_Your instructions_
From the listing below, copy out every line where the word "name" appears.
(Data listing Opens)
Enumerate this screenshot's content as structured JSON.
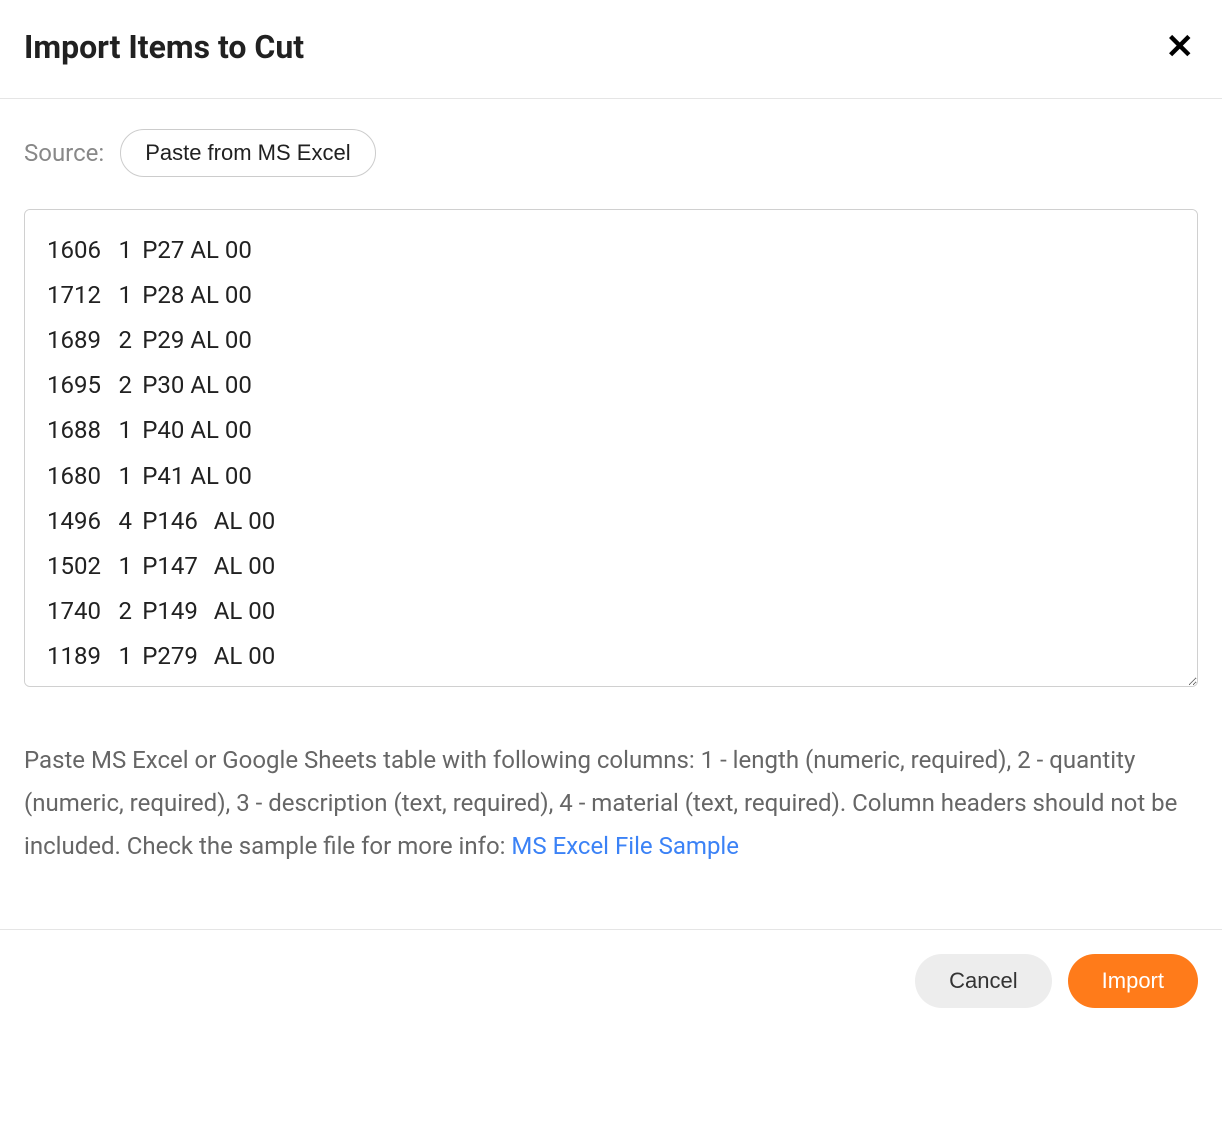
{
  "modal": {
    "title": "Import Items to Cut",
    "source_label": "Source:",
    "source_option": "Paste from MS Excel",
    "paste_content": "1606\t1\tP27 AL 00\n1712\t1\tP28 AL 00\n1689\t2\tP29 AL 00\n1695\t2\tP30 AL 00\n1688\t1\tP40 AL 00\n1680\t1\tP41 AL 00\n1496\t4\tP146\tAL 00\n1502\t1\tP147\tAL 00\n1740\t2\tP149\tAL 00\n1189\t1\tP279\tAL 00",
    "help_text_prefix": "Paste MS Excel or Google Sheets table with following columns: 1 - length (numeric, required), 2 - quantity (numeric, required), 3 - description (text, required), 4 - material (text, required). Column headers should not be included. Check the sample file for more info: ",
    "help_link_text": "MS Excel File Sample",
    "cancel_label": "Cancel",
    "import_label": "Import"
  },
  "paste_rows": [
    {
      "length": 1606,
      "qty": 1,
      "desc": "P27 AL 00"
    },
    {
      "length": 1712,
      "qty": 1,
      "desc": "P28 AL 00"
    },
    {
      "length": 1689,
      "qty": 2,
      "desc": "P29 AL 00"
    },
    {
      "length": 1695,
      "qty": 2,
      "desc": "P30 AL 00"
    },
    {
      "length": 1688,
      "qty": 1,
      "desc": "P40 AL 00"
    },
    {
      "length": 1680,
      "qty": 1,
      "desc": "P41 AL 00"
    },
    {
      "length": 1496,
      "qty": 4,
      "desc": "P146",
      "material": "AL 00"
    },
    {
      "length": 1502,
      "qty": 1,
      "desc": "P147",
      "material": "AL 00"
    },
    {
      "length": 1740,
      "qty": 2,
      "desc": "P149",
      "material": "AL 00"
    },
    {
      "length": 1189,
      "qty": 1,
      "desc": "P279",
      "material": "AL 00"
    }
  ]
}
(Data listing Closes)
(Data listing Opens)
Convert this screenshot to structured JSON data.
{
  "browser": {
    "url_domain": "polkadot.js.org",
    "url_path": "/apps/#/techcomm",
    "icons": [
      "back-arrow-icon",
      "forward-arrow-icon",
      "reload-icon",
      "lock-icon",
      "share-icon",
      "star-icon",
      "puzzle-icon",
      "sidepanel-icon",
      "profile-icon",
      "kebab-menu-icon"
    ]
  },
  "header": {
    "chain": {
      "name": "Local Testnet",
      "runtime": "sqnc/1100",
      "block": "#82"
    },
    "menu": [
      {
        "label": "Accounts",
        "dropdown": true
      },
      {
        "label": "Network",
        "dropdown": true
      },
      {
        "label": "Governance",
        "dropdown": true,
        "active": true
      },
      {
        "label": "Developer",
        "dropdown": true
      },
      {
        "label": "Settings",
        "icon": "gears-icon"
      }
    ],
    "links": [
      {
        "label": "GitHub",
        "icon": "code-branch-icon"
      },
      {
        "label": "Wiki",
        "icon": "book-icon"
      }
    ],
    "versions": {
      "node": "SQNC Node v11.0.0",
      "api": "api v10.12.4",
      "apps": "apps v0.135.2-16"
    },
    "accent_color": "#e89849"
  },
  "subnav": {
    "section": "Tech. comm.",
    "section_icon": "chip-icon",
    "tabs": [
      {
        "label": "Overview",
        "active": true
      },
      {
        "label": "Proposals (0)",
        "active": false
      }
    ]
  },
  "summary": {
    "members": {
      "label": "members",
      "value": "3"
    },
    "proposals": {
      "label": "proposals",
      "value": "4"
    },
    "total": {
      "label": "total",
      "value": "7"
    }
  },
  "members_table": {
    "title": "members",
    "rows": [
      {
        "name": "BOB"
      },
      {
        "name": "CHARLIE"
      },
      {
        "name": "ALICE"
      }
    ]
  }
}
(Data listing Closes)
_Answer below_
      "name": "Local Testnet",
        "name": "BOB"
        "name": "CHARLIE"
        "name": "ALICE"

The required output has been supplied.